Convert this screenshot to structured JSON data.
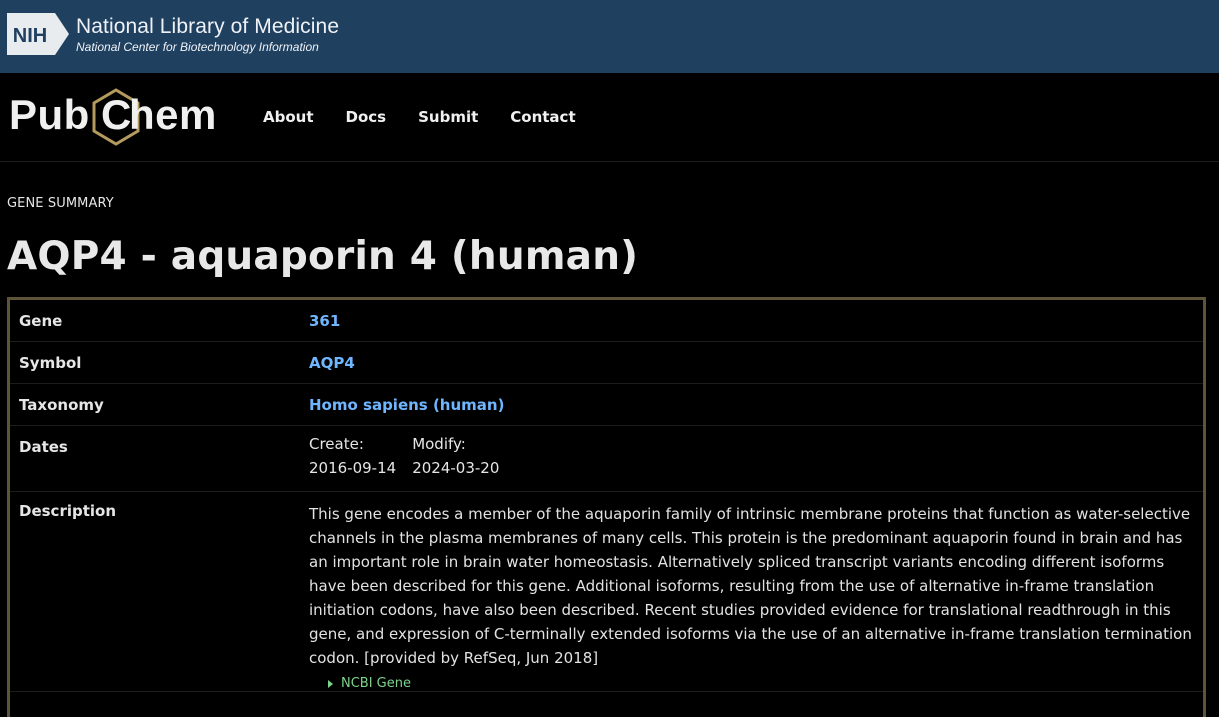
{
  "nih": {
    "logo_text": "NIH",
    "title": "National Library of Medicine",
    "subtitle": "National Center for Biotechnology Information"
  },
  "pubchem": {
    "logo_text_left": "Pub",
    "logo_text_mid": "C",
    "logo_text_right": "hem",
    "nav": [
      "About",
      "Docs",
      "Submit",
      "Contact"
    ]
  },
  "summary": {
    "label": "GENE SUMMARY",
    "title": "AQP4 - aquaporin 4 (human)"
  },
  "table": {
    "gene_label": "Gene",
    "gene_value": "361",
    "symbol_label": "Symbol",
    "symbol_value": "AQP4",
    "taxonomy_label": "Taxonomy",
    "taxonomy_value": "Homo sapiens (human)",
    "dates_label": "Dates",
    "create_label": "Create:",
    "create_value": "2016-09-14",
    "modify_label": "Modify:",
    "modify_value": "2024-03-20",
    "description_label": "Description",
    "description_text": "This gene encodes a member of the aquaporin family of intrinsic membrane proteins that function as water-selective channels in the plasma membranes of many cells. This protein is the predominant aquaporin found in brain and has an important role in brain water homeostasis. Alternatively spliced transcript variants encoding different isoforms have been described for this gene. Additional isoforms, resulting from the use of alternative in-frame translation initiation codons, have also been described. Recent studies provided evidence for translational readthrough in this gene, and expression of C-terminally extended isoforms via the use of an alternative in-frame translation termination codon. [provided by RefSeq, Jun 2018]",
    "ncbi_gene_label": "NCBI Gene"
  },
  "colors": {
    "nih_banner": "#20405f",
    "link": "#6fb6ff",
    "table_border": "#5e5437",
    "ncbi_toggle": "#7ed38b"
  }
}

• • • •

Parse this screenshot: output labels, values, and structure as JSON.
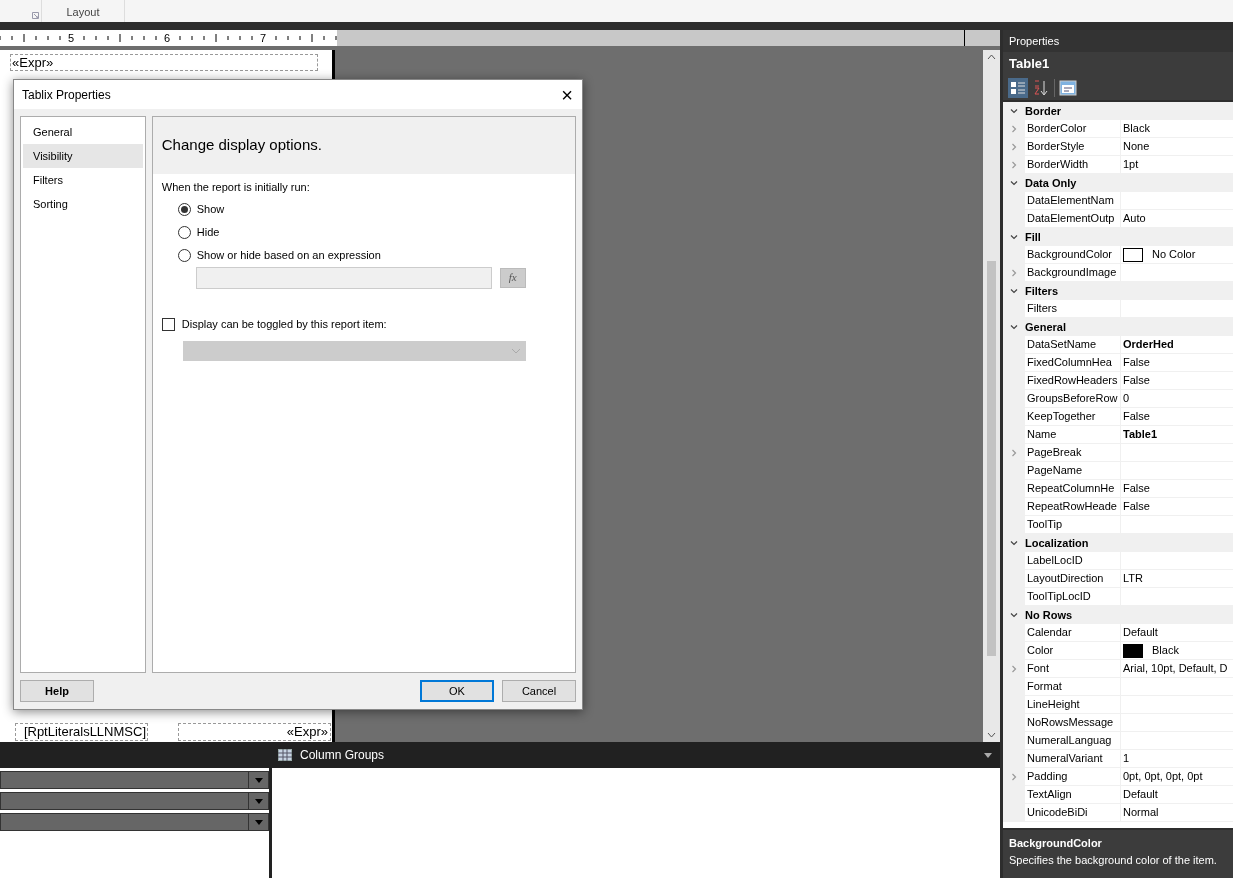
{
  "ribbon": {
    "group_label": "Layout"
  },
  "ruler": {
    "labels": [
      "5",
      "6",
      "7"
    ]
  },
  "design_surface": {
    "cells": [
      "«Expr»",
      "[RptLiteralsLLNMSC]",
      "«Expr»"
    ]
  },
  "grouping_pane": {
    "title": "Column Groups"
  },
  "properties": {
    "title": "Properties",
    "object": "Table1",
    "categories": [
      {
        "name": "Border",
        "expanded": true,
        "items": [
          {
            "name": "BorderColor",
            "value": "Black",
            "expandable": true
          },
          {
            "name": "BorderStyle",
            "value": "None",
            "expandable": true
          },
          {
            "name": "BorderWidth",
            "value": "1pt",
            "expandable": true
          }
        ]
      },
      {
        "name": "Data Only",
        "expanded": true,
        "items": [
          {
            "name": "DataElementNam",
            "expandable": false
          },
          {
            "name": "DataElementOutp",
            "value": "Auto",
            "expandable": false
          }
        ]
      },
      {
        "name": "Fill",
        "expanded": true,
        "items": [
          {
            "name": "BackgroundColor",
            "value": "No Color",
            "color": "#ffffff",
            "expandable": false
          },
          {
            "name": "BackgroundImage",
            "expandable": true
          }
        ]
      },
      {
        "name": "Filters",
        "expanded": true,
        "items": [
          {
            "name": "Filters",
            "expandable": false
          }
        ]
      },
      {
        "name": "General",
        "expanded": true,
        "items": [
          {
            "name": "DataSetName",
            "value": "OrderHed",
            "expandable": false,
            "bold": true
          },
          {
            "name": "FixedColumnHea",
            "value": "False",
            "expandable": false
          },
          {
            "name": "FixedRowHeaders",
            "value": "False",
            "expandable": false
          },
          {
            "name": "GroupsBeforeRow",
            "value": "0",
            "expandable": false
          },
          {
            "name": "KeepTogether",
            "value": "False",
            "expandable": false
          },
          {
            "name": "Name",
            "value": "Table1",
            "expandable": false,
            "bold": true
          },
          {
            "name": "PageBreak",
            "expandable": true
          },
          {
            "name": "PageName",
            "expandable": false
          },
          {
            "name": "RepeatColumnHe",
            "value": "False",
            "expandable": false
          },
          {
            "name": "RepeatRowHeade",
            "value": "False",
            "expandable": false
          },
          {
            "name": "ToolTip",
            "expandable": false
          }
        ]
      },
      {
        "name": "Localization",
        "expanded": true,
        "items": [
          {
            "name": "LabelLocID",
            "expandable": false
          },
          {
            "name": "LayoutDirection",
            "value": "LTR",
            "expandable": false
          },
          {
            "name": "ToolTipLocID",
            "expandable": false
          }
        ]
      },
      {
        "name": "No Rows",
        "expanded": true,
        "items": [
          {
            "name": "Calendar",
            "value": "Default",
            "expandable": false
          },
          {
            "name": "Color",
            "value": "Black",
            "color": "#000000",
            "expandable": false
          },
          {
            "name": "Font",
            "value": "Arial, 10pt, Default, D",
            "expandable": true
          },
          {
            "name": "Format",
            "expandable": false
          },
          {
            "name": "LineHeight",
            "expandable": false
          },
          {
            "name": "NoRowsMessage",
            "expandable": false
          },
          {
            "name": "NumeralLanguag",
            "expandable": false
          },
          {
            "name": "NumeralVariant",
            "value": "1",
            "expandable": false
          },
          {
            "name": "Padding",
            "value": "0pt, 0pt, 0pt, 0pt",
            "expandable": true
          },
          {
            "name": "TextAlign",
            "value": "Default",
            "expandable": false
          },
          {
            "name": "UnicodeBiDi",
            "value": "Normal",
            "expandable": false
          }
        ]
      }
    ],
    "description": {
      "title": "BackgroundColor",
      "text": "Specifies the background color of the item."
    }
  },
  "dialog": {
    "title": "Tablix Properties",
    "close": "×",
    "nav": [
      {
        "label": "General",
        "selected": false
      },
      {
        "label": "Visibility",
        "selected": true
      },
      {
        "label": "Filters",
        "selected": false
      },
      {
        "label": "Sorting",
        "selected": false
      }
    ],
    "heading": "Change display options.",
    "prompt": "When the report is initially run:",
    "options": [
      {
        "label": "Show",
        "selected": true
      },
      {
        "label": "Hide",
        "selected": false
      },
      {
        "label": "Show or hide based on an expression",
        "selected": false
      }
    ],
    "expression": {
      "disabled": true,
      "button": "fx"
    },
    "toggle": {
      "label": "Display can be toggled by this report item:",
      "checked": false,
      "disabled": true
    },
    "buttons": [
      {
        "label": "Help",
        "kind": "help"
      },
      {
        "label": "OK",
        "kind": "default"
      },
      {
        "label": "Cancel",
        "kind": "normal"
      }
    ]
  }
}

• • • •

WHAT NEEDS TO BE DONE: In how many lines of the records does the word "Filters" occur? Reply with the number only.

SOLUTION TO THIS PROBLEM: 3